> _DATA TO USE_:
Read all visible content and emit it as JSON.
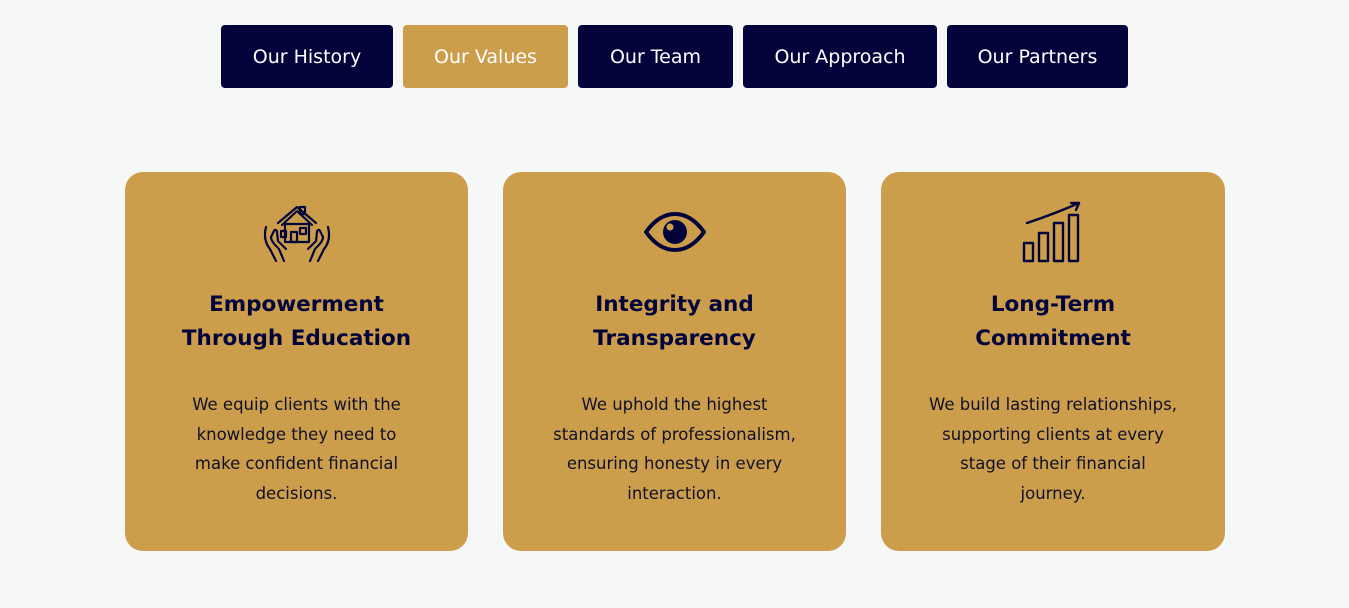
{
  "tabs": [
    {
      "label": "Our History",
      "active": false
    },
    {
      "label": "Our Values",
      "active": true
    },
    {
      "label": "Our Team",
      "active": false
    },
    {
      "label": "Our Approach",
      "active": false
    },
    {
      "label": "Our Partners",
      "active": false
    }
  ],
  "cards": [
    {
      "icon": "hands-house-icon",
      "title_line1": "Empowerment",
      "title_line2": "Through Education",
      "text": "We equip clients with the knowledge they need to make confident financial decisions."
    },
    {
      "icon": "eye-icon",
      "title_line1": "Integrity and",
      "title_line2": "Transparency",
      "text": "We uphold the highest standards of professionalism, ensuring honesty in every interaction."
    },
    {
      "icon": "growth-chart-icon",
      "title_line1": "Long-Term",
      "title_line2": "Commitment",
      "text": "We build lasting relationships, supporting clients at every stage of their financial journey."
    }
  ],
  "colors": {
    "navy": "#02033b",
    "gold": "#cc9e4c",
    "background": "#f6f8f7"
  }
}
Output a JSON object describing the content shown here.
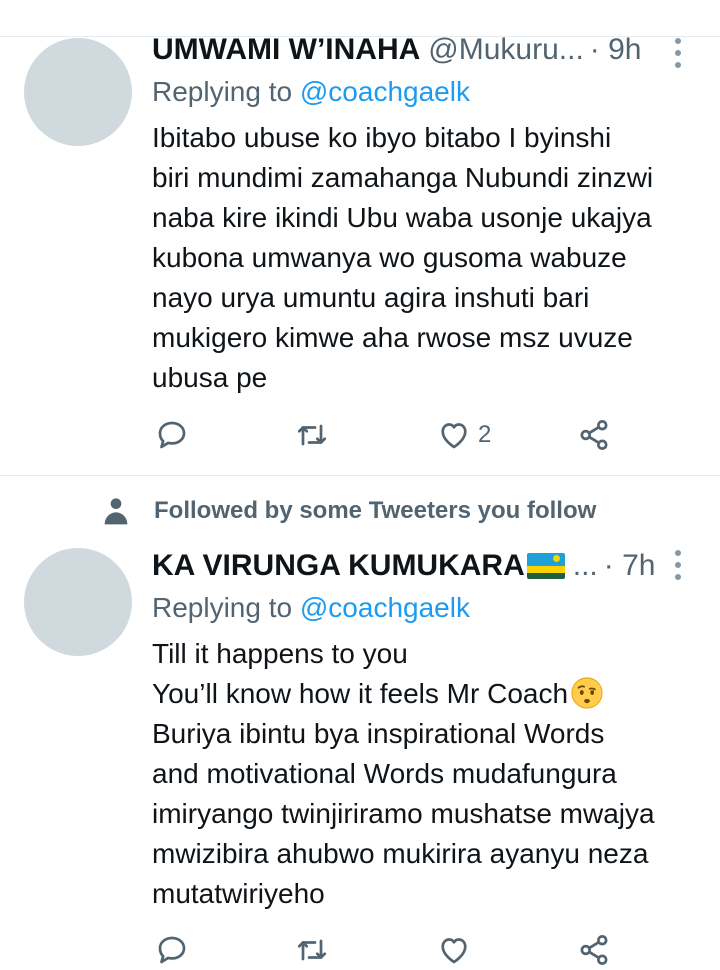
{
  "tweets": [
    {
      "name": "UMWAMI W’INAHA",
      "handle": "@Mukuru...",
      "time": "· 9h",
      "reply_prefix": "Replying to",
      "reply_to": "@coachgaelk",
      "lines": [
        "Ibitabo ubuse ko ibyo bitabo I byinshi",
        "biri mundimi zamahanga Nubundi zinzwi",
        "naba kire ikindi Ubu waba usonje ukajya",
        "kubona umwanya wo gusoma wabuze",
        "nayo urya umuntu agira inshuti bari",
        "mukigero kimwe aha rwose msz uvuze",
        "ubusa pe"
      ],
      "likes": "2"
    },
    {
      "social_context": "Followed by some Tweeters you follow",
      "name": "KA VIRUNGA KUMUKARA",
      "handle": "...",
      "time": "· 7h",
      "reply_prefix": "Replying to",
      "reply_to": "@coachgaelk",
      "lines": [
        "Till it happens to you",
        "You’ll know how it feels Mr Coach",
        "Buriya ibintu bya inspirational Words",
        "and motivational Words mudafungura",
        "imiryango twinjiriramo mushatse mwajya",
        "mwizibira ahubwo mukirira ayanyu neza",
        "mutatwiriyeho"
      ]
    }
  ],
  "colors": {
    "text": "#0f1419",
    "secondary": "#536471",
    "link": "#1d9bf0",
    "avatar": "#cfd9de",
    "divider": "#e6ecf0"
  },
  "icons": {
    "reply": "speech-bubble-icon",
    "retweet": "retweet-icon",
    "like": "heart-icon",
    "share": "share-icon",
    "more": "vertical-dots-icon",
    "social": "person-icon",
    "flag": "rwanda-flag-emoji",
    "face": "face-with-raised-eyebrow-emoji"
  }
}
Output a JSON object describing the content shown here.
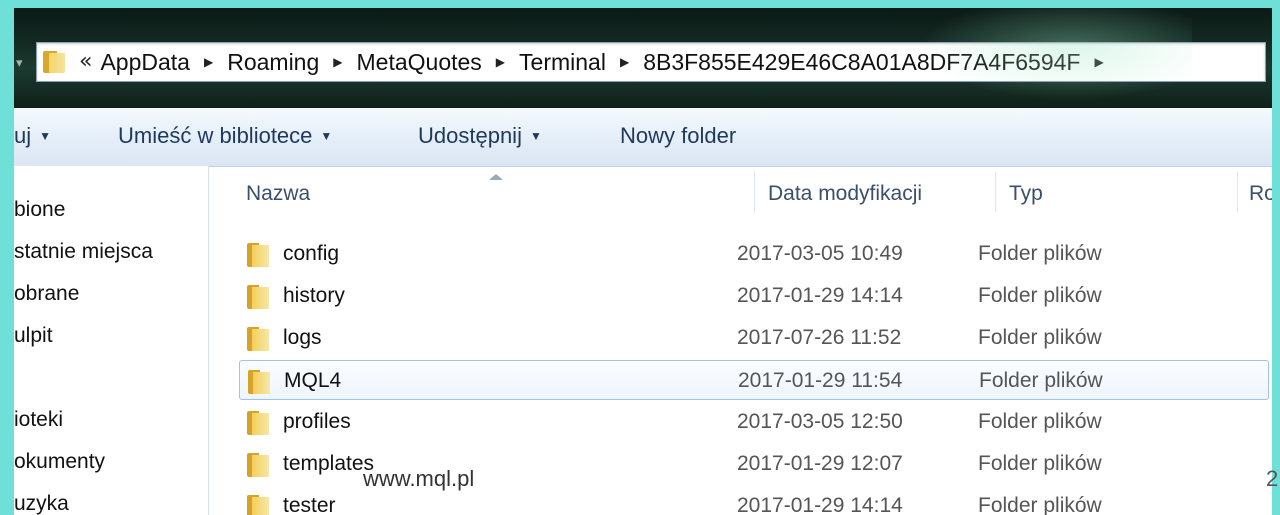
{
  "address": {
    "chevron": "«",
    "segments": [
      "AppData",
      "Roaming",
      "MetaQuotes",
      "Terminal",
      "8B3F855E429E46C8A01A8DF7A4F6594F"
    ]
  },
  "toolbar": {
    "organize_label": "uj",
    "library_label": "Umieść w bibliotece",
    "share_label": "Udostępnij",
    "newfolder_label": "Nowy folder"
  },
  "nav": {
    "items": [
      "bione",
      "statnie miejsca",
      "obrane",
      "ulpit",
      "ioteki",
      "okumenty",
      "uzyka"
    ]
  },
  "columns": {
    "name": "Nazwa",
    "date": "Data modyfikacji",
    "type": "Typ",
    "size": "Ro"
  },
  "files": [
    {
      "name": "config",
      "date": "2017-03-05 10:49",
      "type": "Folder plików"
    },
    {
      "name": "history",
      "date": "2017-01-29 14:14",
      "type": "Folder plików"
    },
    {
      "name": "logs",
      "date": "2017-07-26 11:52",
      "type": "Folder plików"
    },
    {
      "name": "MQL4",
      "date": "2017-01-29 11:54",
      "type": "Folder plików"
    },
    {
      "name": "profiles",
      "date": "2017-03-05 12:50",
      "type": "Folder plików"
    },
    {
      "name": "templates",
      "date": "2017-01-29 12:07",
      "type": "Folder plików"
    },
    {
      "name": "tester",
      "date": "2017-01-29 14:14",
      "type": "Folder plików"
    }
  ],
  "watermark": "www.mql.pl",
  "page_number": "2",
  "icons": {
    "back": "back-arrow-icon",
    "folder": "folder-icon",
    "separator": "breadcrumb-arrow-icon",
    "dropdown": "chevron-down-icon"
  }
}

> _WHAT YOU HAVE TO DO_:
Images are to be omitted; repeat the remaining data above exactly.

> _RESULT_:
Read all visible content and emit it as JSON.
{
  "tabs": [
    {
      "label": "Our History",
      "active": false
    },
    {
      "label": "Our Values",
      "active": true
    },
    {
      "label": "Our Team",
      "active": false
    },
    {
      "label": "Our Approach",
      "active": false
    },
    {
      "label": "Our Partners",
      "active": false
    }
  ],
  "cards": [
    {
      "icon": "hands-house-icon",
      "title_line1": "Empowerment",
      "title_line2": "Through Education",
      "text": "We equip clients with the knowledge they need to make confident financial decisions."
    },
    {
      "icon": "eye-icon",
      "title_line1": "Integrity and",
      "title_line2": "Transparency",
      "text": "We uphold the highest standards of professionalism, ensuring honesty in every interaction."
    },
    {
      "icon": "growth-chart-icon",
      "title_line1": "Long-Term",
      "title_line2": "Commitment",
      "text": "We build lasting relationships, supporting clients at every stage of their financial journey."
    }
  ],
  "colors": {
    "navy": "#02033b",
    "gold": "#cc9e4c",
    "background": "#f6f8f7"
  }
}
Output a JSON object describing the content shown here.
{
  "tweets": [
    {
      "name": "UMWAMI W’INAHA",
      "handle": "@Mukuru...",
      "time": "· 9h",
      "reply_prefix": "Replying to",
      "reply_to": "@coachgaelk",
      "lines": [
        "Ibitabo ubuse ko ibyo bitabo I byinshi",
        "biri mundimi zamahanga Nubundi zinzwi",
        "naba kire ikindi Ubu waba usonje ukajya",
        "kubona umwanya wo gusoma wabuze",
        "nayo urya umuntu agira inshuti bari",
        "mukigero kimwe aha rwose msz uvuze",
        "ubusa pe"
      ],
      "likes": "2"
    },
    {
      "social_context": "Followed by some Tweeters you follow",
      "name": "KA VIRUNGA KUMUKARA",
      "handle": "...",
      "time": "· 7h",
      "reply_prefix": "Replying to",
      "reply_to": "@coachgaelk",
      "lines": [
        "Till it happens to you",
        "You’ll know how it feels Mr Coach",
        "Buriya ibintu bya inspirational Words",
        "and motivational Words mudafungura",
        "imiryango twinjiriramo mushatse mwajya",
        "mwizibira ahubwo mukirira ayanyu neza",
        "mutatwiriyeho"
      ]
    }
  ],
  "colors": {
    "text": "#0f1419",
    "secondary": "#536471",
    "link": "#1d9bf0",
    "avatar": "#cfd9de",
    "divider": "#e6ecf0"
  },
  "icons": {
    "reply": "speech-bubble-icon",
    "retweet": "retweet-icon",
    "like": "heart-icon",
    "share": "share-icon",
    "more": "vertical-dots-icon",
    "social": "person-icon",
    "flag": "rwanda-flag-emoji",
    "face": "face-with-raised-eyebrow-emoji"
  }
}
Output a JSON object describing the content shown here.
{
  "address": {
    "chevron": "«",
    "segments": [
      "AppData",
      "Roaming",
      "MetaQuotes",
      "Terminal",
      "8B3F855E429E46C8A01A8DF7A4F6594F"
    ]
  },
  "toolbar": {
    "organize_label": "uj",
    "library_label": "Umieść w bibliotece",
    "share_label": "Udostępnij",
    "newfolder_label": "Nowy folder"
  },
  "nav": {
    "items": [
      "bione",
      "statnie miejsca",
      "obrane",
      "ulpit",
      "ioteki",
      "okumenty",
      "uzyka"
    ]
  },
  "columns": {
    "name": "Nazwa",
    "date": "Data modyfikacji",
    "type": "Typ",
    "size": "Ro"
  },
  "files": [
    {
      "name": "config",
      "date": "2017-03-05 10:49",
      "type": "Folder plików"
    },
    {
      "name": "history",
      "date": "2017-01-29 14:14",
      "type": "Folder plików"
    },
    {
      "name": "logs",
      "date": "2017-07-26 11:52",
      "type": "Folder plików"
    },
    {
      "name": "MQL4",
      "date": "2017-01-29 11:54",
      "type": "Folder plików"
    },
    {
      "name": "profiles",
      "date": "2017-03-05 12:50",
      "type": "Folder plików"
    },
    {
      "name": "templates",
      "date": "2017-01-29 12:07",
      "type": "Folder plików"
    },
    {
      "name": "tester",
      "date": "2017-01-29 14:14",
      "type": "Folder plików"
    }
  ],
  "watermark": "www.mql.pl",
  "page_number": "2",
  "icons": {
    "back": "back-arrow-icon",
    "folder": "folder-icon",
    "separator": "breadcrumb-arrow-icon",
    "dropdown": "chevron-down-icon"
  }
}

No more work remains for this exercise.